Cancer Invasion Led by Normal Cells
Maintenance Cells Unwittingly Blaze Trail for Tumor Cells
WebMD News Archive
Nov. 26, 2007 -- Cancers can spread through the body by following normal
maintenance cells that unwittingly blaze a trail for tumor cells to follow.
The unexpected finding comes from studies by Erik Sahai, PhD, and colleagues
at London-based Cancer Research UK.
Previously, scientists thought that a tumor spread only after cells in the
tumor acquired the ability to push through surrounding tissues -- the
extracellular matrix. But Sahai and colleagues now show that normally immobile
tumor cells move through the extracellular matrix by following normal cells
Fibroblasts make and maintain the extracellular matrix. As part of their
job, they push through the matrix. Tumor cells, Sahai's team finds, follow the
trail the fibroblasts leave behind. This allows the cancer to spread through
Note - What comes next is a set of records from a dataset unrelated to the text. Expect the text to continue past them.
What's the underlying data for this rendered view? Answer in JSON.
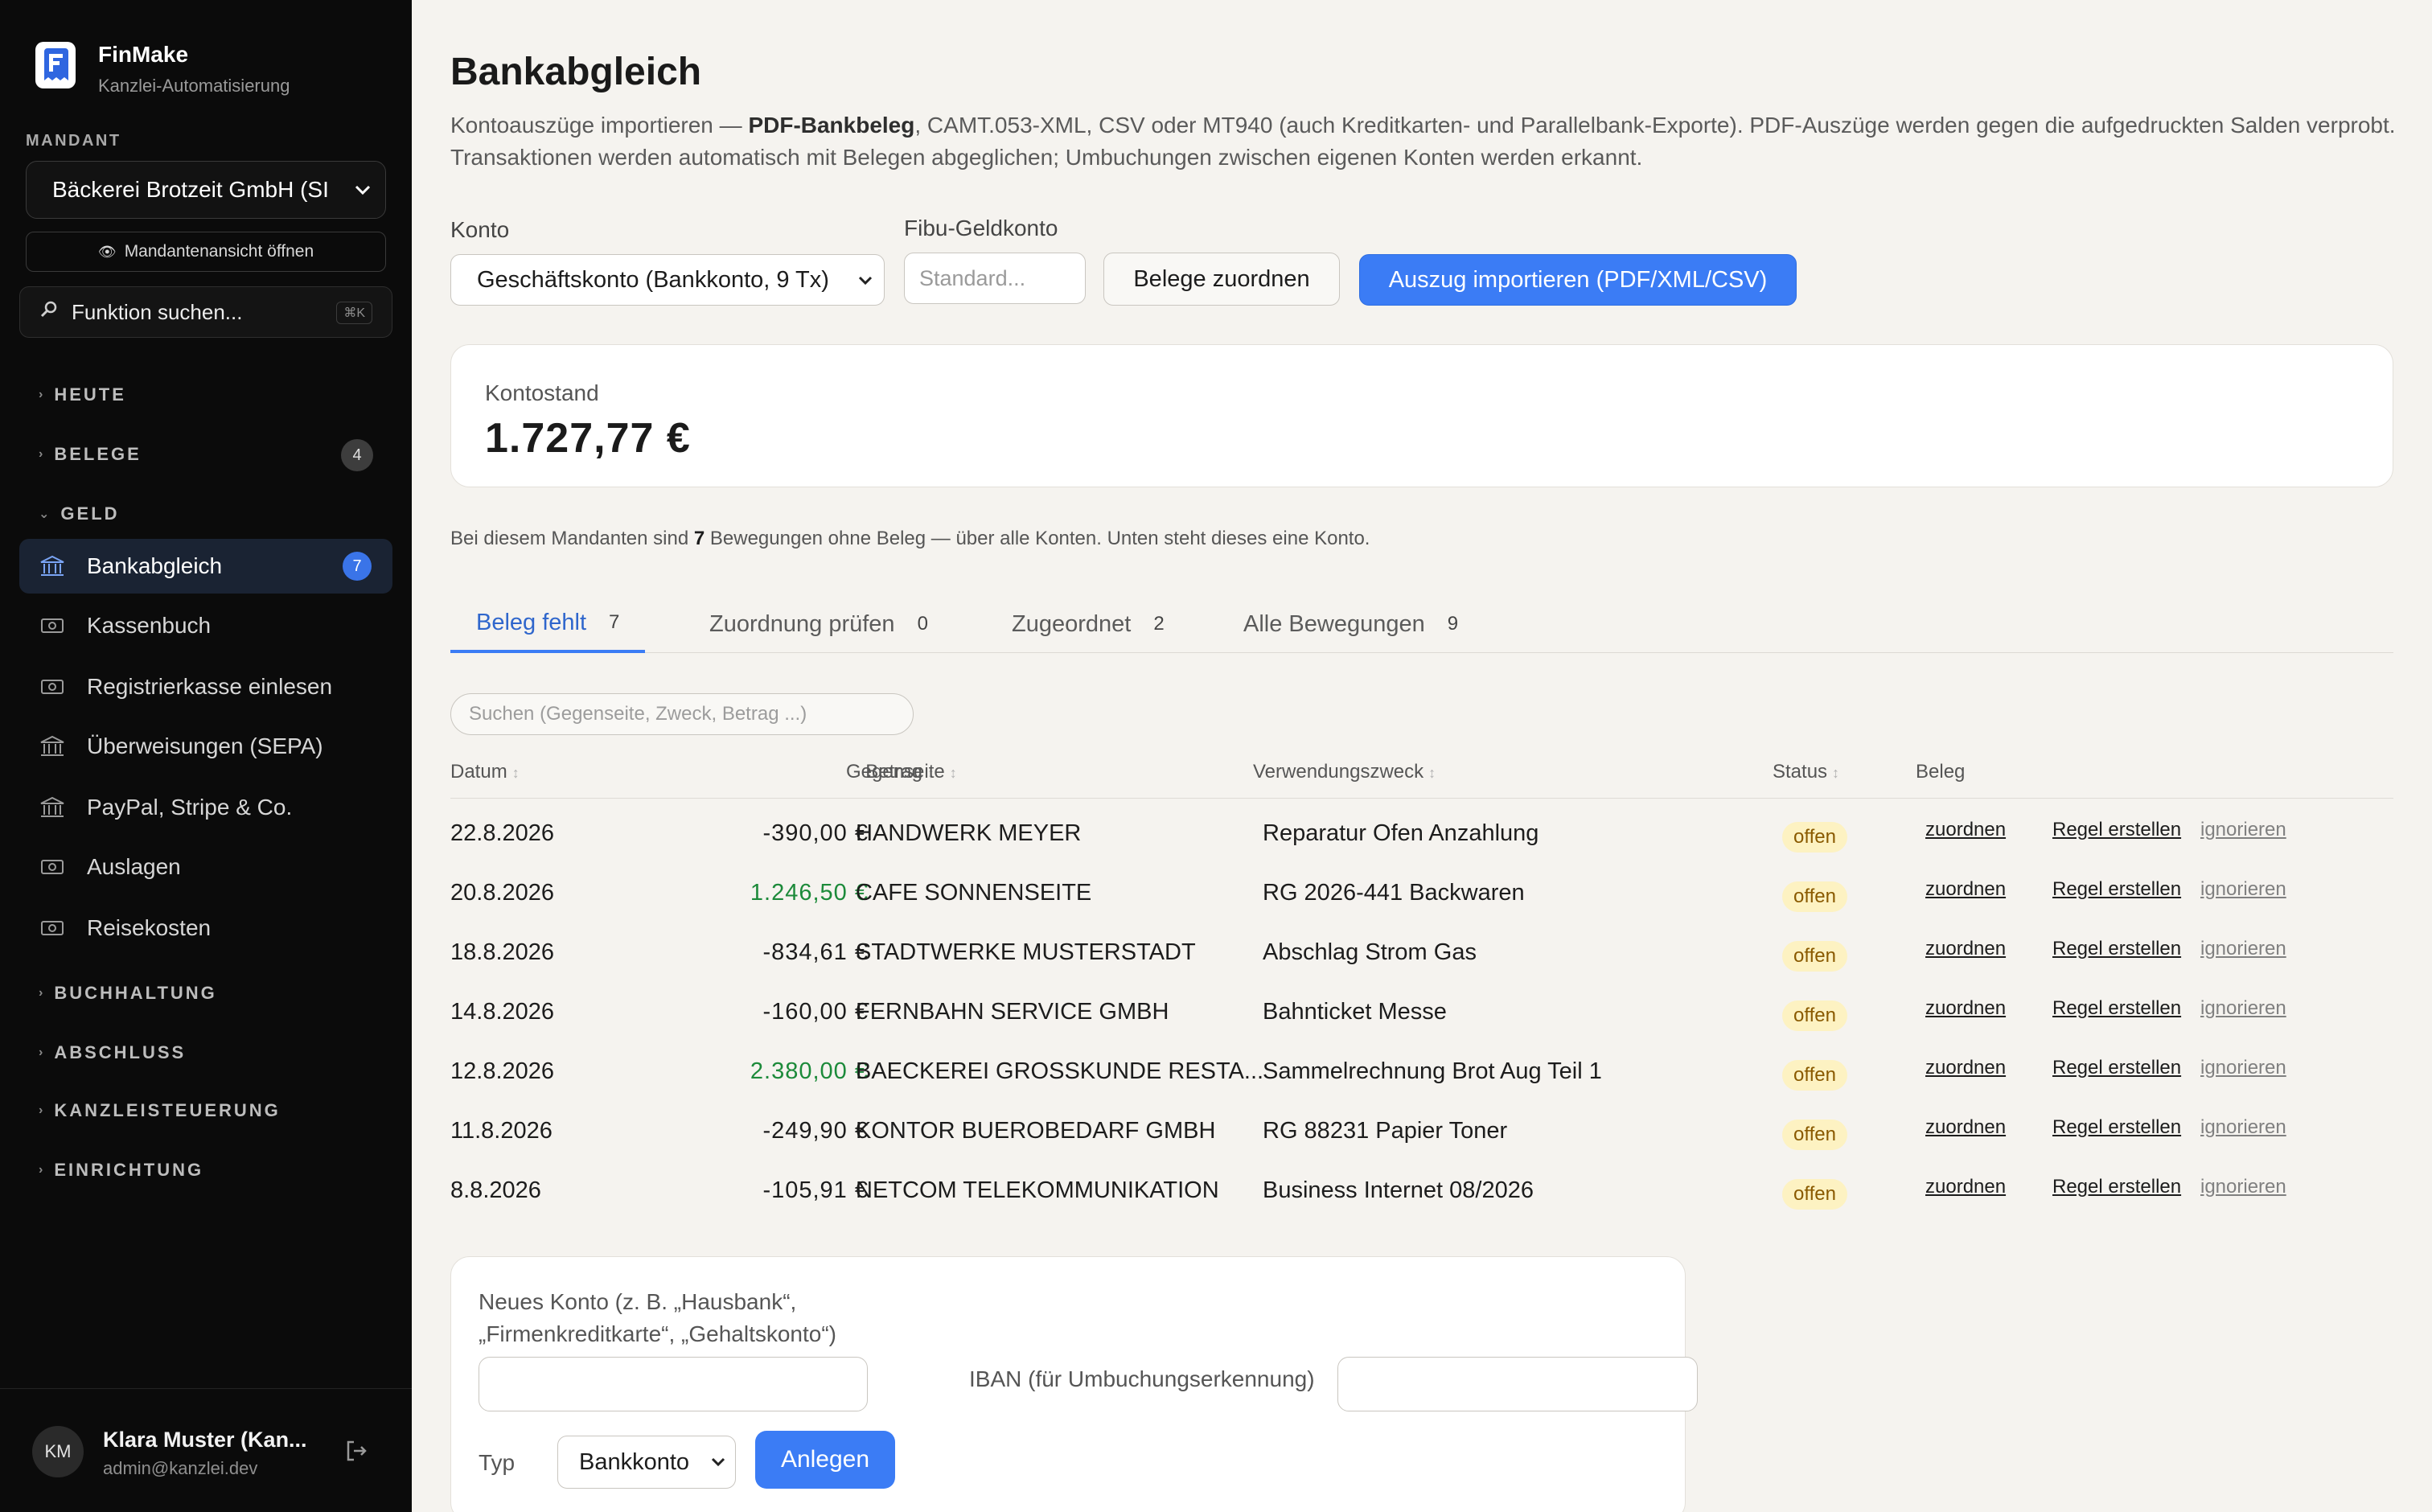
{
  "app": {
    "name": "FinMake",
    "subtitle": "Kanzlei-Automatisierung"
  },
  "sidebar": {
    "mandant_label": "MANDANT",
    "mandant_value": "Bäckerei Brotzeit GmbH (SI",
    "open_view": "Mandantenansicht öffnen",
    "search_placeholder": "Funktion suchen...",
    "search_shortcut": "⌘K",
    "sections": [
      {
        "label": "HEUTE",
        "caret": "›"
      },
      {
        "label": "BELEGE",
        "caret": "›",
        "count": "4"
      },
      {
        "label": "GELD",
        "caret": "⌄"
      },
      {
        "label": "BUCHHALTUNG",
        "caret": "›"
      },
      {
        "label": "ABSCHLUSS",
        "caret": "›"
      },
      {
        "label": "KANZLEISTEUERUNG",
        "caret": "›"
      },
      {
        "label": "EINRICHTUNG",
        "caret": "›"
      }
    ],
    "items": [
      {
        "label": "Bankabgleich",
        "icon": "bank-icon",
        "badge": "7",
        "active": true
      },
      {
        "label": "Kassenbuch",
        "icon": "cash-icon"
      },
      {
        "label": "Registrierkasse einlesen",
        "icon": "cash-icon"
      },
      {
        "label": "Überweisungen (SEPA)",
        "icon": "bank-icon"
      },
      {
        "label": "PayPal, Stripe & Co.",
        "icon": "bank-icon"
      },
      {
        "label": "Auslagen",
        "icon": "cash-icon"
      },
      {
        "label": "Reisekosten",
        "icon": "cash-icon"
      }
    ],
    "user": {
      "initials": "KM",
      "name": "Klara Muster (Kan...",
      "email": "admin@kanzlei.dev"
    }
  },
  "main": {
    "title": "Bankabgleich",
    "desc_pre": "Kontoauszüge importieren — ",
    "desc_bold": "PDF-Bankbeleg",
    "desc_post": ", CAMT.053-XML, CSV oder MT940 (auch Kreditkarten- und Parallelbank-Exporte). PDF-Auszüge werden gegen die aufgedruckten Salden verprobt. Transaktionen werden automatisch mit Belegen abgeglichen; Umbuchungen zwischen eigenen Konten werden erkannt.",
    "konto_label": "Konto",
    "konto_value": "Geschäftskonto (Bankkonto, 9 Tx)",
    "fibu_label": "Fibu-Geldkonto",
    "fibu_placeholder": "Standard...",
    "btn_assign": "Belege zuordnen",
    "btn_import": "Auszug importieren (PDF/XML/CSV)",
    "balance_label": "Kontostand",
    "balance_value": "1.727,77 €",
    "notice_pre": "Bei diesem Mandanten sind ",
    "notice_count": "7",
    "notice_post": " Bewegungen ohne Beleg — über alle Konten. Unten steht dieses eine Konto.",
    "tabs": [
      {
        "label": "Beleg fehlt",
        "count": "7",
        "active": true
      },
      {
        "label": "Zuordnung prüfen",
        "count": "0"
      },
      {
        "label": "Zugeordnet",
        "count": "2"
      },
      {
        "label": "Alle Bewegungen",
        "count": "9"
      }
    ],
    "search_placeholder": "Suchen (Gegenseite, Zweck, Betrag ...)",
    "columns": {
      "date": "Datum",
      "amount": "Betrag",
      "counterparty": "Gegenseite",
      "purpose": "Verwendungszweck",
      "status": "Status",
      "receipt": "Beleg"
    },
    "rows": [
      {
        "date": "22.8.2026",
        "amount": "-390,00 €",
        "positive": false,
        "counterparty": "HANDWERK MEYER",
        "purpose": "Reparatur Ofen Anzahlung",
        "status": "offen"
      },
      {
        "date": "20.8.2026",
        "amount": "1.246,50 €",
        "positive": true,
        "counterparty": "CAFE SONNENSEITE",
        "purpose": "RG 2026-441 Backwaren",
        "status": "offen"
      },
      {
        "date": "18.8.2026",
        "amount": "-834,61 €",
        "positive": false,
        "counterparty": "STADTWERKE MUSTERSTADT",
        "purpose": "Abschlag Strom Gas",
        "status": "offen"
      },
      {
        "date": "14.8.2026",
        "amount": "-160,00 €",
        "positive": false,
        "counterparty": "FERNBAHN SERVICE GMBH",
        "purpose": "Bahnticket Messe",
        "status": "offen"
      },
      {
        "date": "12.8.2026",
        "amount": "2.380,00 €",
        "positive": true,
        "counterparty": "BAECKEREI GROSSKUNDE RESTA...",
        "purpose": "Sammelrechnung Brot Aug Teil 1",
        "status": "offen"
      },
      {
        "date": "11.8.2026",
        "amount": "-249,90 €",
        "positive": false,
        "counterparty": "KONTOR BUEROBEDARF GMBH",
        "purpose": "RG 88231 Papier Toner",
        "status": "offen"
      },
      {
        "date": "8.8.2026",
        "amount": "-105,91 €",
        "positive": false,
        "counterparty": "NETCOM TELEKOMMUNIKATION",
        "purpose": "Business Internet 08/2026",
        "status": "offen"
      }
    ],
    "actions": {
      "assign": "zuordnen",
      "rule": "Regel erstellen",
      "ignore": "ignorieren"
    },
    "new_account": {
      "label": "Neues Konto (z. B. „Hausbank“, „Firmenkreditkarte“, „Gehaltskonto“)",
      "iban_label": "IBAN (für Umbuchungserkennung)",
      "type_label": "Typ",
      "type_value": "Bankkonto",
      "create": "Anlegen"
    }
  },
  "colors": {
    "accent": "#3b7cf5",
    "positive": "#1c8a3a",
    "badge_bg": "#fdf2c2",
    "sidebar_bg": "#0b0b0b"
  }
}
The fibroblasts did not make a trail when the researchers blocked certain
chemical messengers the cells leave behind. This made it impossible for the
cancer cells to follow them.
"This adds to the complexity of how we should think of treatment in
terms of what cells we really should target -- the fibroblasts or the cancer
cells themselves," Sahai tells WebMD. "This makes us think about
anti-invasion strategies in a different way. We need not just consider the
cancer cells but the contribution made by their cellular environment."
In their experiments, Sahai and colleagues looked at squamous cell carcinoma
(SCC) cells. But they note that other types of cancer cells -- for example,
breast and intestinal cancers -- are also able to follow the trails left behind
by normal mobile cells.
The researchers report their findings in the Nov. 25 advance online issue of
Nature Cell Biology.